Facts cannot be subjective if, by facts, we mean it in the ordinary sense as a proposition about the world with a high correspondence to the observable world. It is a fact that Earth occupies the third orbital position from the Sun at an average distance of 8 light minutes (93 million miles or 149, 000, 00 0 km). There is no room for subjective interpretation there. It is a fact that normal water is comprised of two hydrogen atoms and an oxygen atom. You can come up with your own list of facts about the world. Now, there one can argue that some facts are more open to the interpretation of their meanings or significance than others, but you cannot invoke a set of personal facts for your own convenience. If you do, the rest of us are no more obliged to accept your facts without evidence than we are obligated to jump off a cliff just because you say so.

What's more, liberals need facts. The kinds of things that liberals express care and concern about are, largely, evidentiary claims about the world. Either it is true that more black men are in prison than in college or it is not. If it is true, then either the justice system is prejudicial toward black men or it is not. Either women, on average, are not paid as well as men for the same work or we are. Again, this is a claim that, if true, will have evidence for its veracity left around like bear spoor in the wilderness. If what liberals want, truly desire, is for society to change and move in a direction toward greater inclusion and justice then we must admit that we are not there now, that others in society may need some convincing that change is necessary and that the path forward will be considerably smoother if we have facts on our side, with evidence and it is possible to reach some kind of consensus on what constitutes evidence. The logic of this is entirely non-remarkable and straight-forward. If I tell you that I have a ten-million dollars for you and it is yours if only you give me the deed to your house you are going to want some evidence that the money does exist before you start signing your house over to me.

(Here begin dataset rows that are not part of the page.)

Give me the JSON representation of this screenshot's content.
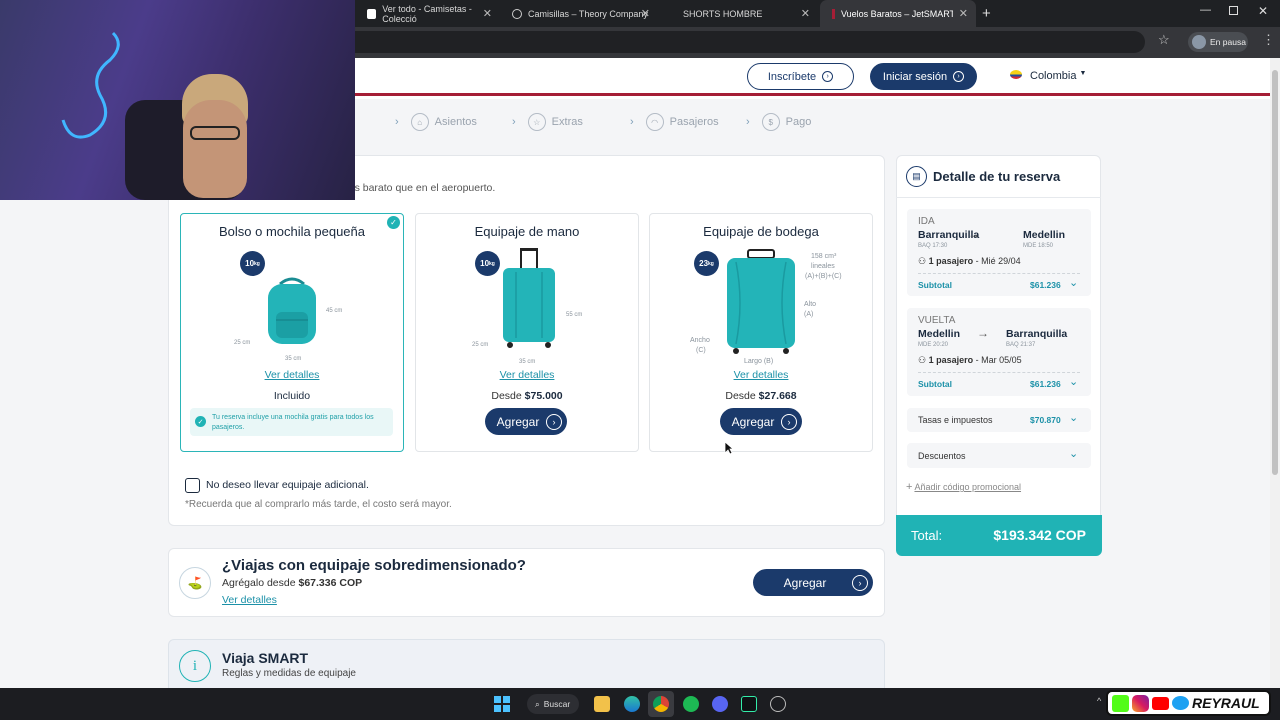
{
  "browser": {
    "tabs": [
      {
        "title": "Ver todo - Camisetas - Colecció"
      },
      {
        "title": "Camisillas – Theory Company"
      },
      {
        "title": "SHORTS HOMBRE"
      },
      {
        "title": "Vuelos Baratos – JetSMART Av"
      }
    ],
    "new_tab": "+",
    "profile_status": "En pausa"
  },
  "header": {
    "signup": "Inscríbete",
    "login": "Iniciar sesión",
    "country": "Colombia"
  },
  "steps": [
    {
      "label": "Asientos",
      "icon": "seat-icon"
    },
    {
      "label": "Extras",
      "icon": "star-icon"
    },
    {
      "label": "Pasajeros",
      "icon": "person-icon"
    },
    {
      "label": "Pago",
      "icon": "dollar-icon"
    }
  ],
  "baggage": {
    "intro": "mas barato que en el aeropuerto.",
    "options": [
      {
        "title": "Bolso o mochila pequeña",
        "weight": "10",
        "unit": "kg",
        "details": "Ver detalles",
        "status": "Incluido",
        "note": "Tu reserva incluye una mochila gratis para todos los pasajeros.",
        "dims": [
          "25 cm",
          "45 cm",
          "35 cm"
        ]
      },
      {
        "title": "Equipaje de mano",
        "weight": "10",
        "unit": "kg",
        "details": "Ver detalles",
        "price_prefix": "Desde",
        "price": "$75.000",
        "button": "Agregar",
        "dims": [
          "25 cm",
          "55 cm",
          "35 cm"
        ]
      },
      {
        "title": "Equipaje de bodega",
        "weight": "23",
        "unit": "kg",
        "details": "Ver detalles",
        "price_prefix": "Desde",
        "price": "$27.668",
        "button": "Agregar",
        "dims": [
          "158 cm³",
          "lineales",
          "(A)+(B)+(C)",
          "Alto",
          "(A)",
          "Ancho",
          "(C)",
          "Largo (B)"
        ]
      }
    ],
    "no_extra": "No deseo llevar equipaje adicional.",
    "reminder": "*Recuerda que al comprarlo más tarde, el costo será mayor."
  },
  "oversize": {
    "title": "¿Viajas con equipaje sobredimensionado?",
    "subtitle_prefix": "Agrégalo desde",
    "price": "$67.336 COP",
    "details": "Ver detalles",
    "button": "Agregar"
  },
  "smart": {
    "title": "Viaja SMART",
    "subtitle": "Reglas y medidas de equipaje"
  },
  "summary": {
    "title": "Detalle de tu reserva",
    "outbound": {
      "label": "IDA",
      "from": "Barranquilla",
      "to": "Medellin",
      "from_code": "BAQ 17:30",
      "to_code": "MDE 18:50",
      "pax": "1 pasajero",
      "date": "Mié 29/04",
      "subtotal_label": "Subtotal",
      "subtotal": "$61.236"
    },
    "return": {
      "label": "VUELTA",
      "from": "Medellin",
      "to": "Barranquilla",
      "from_code": "MDE 20:20",
      "to_code": "BAQ 21:37",
      "pax": "1 pasajero",
      "date": "Mar 05/05",
      "subtotal_label": "Subtotal",
      "subtotal": "$61.236"
    },
    "taxes_label": "Tasas e impuestos",
    "taxes": "$70.870",
    "discounts_label": "Descuentos",
    "promo": "Añadir código promocional",
    "total_label": "Total:",
    "total": "$193.342 COP"
  },
  "taskbar": {
    "search": "Buscar"
  },
  "overlay": {
    "channel": "REYRAUL"
  },
  "colors": {
    "navy": "#1b3a6b",
    "teal": "#20b3b5",
    "red": "#a51e36"
  }
}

My suspicion is that a lot of liberals say things like 'facts are subjective' or 'all cultures are equal and deserve respect no matter what' as reflexes without actually thinking through the consequences of those ideas. There is a noble and laudable impulse on the left to be non-judgmental, to accept people as they are and to side with the underdog. All of these I support and believe in as well. That said, this impulse does not absolve me of a responsibility to think. More about this another time.

Monday, December 3, 2007

Blogging the commute

There's a woman sleeping on the train. I just sent the picture from my cell phone but can't get a wireless connection on the MAX so the text has to follow when I get to work.

The weekend is over and now it's on to work. My heart isn't in it. The rains and winds are fierce today. Oregon's oldest Sitka Spruce died last night in a high wind storm out at the coast. When I heard about it, as I was listening to the news, I had a moment of pause. This is something OLD, a few hundred years at least, and now it is gone. Yet another singular, clever arrangement of DNA snuffed from this world as all living things must eventually be.

In the meantime, Toastmaster's was really interesting. We had a whole pack of students from PCC and PSU there. This is far from normal. Normally we might have one or two as guests. Then two people from work also showed up at the behest of another co-worker of mine.

Lastly, I (obviously) have managed to get my laptop back to normal. I'm running Kubuntu 7.10 on it using KDE 3.5.8. My desktop machine has KDE4RC1 on it but it's not quite ready. The Plasma applets look insanely great but you can't position them on the screen which diminishes their usefulness.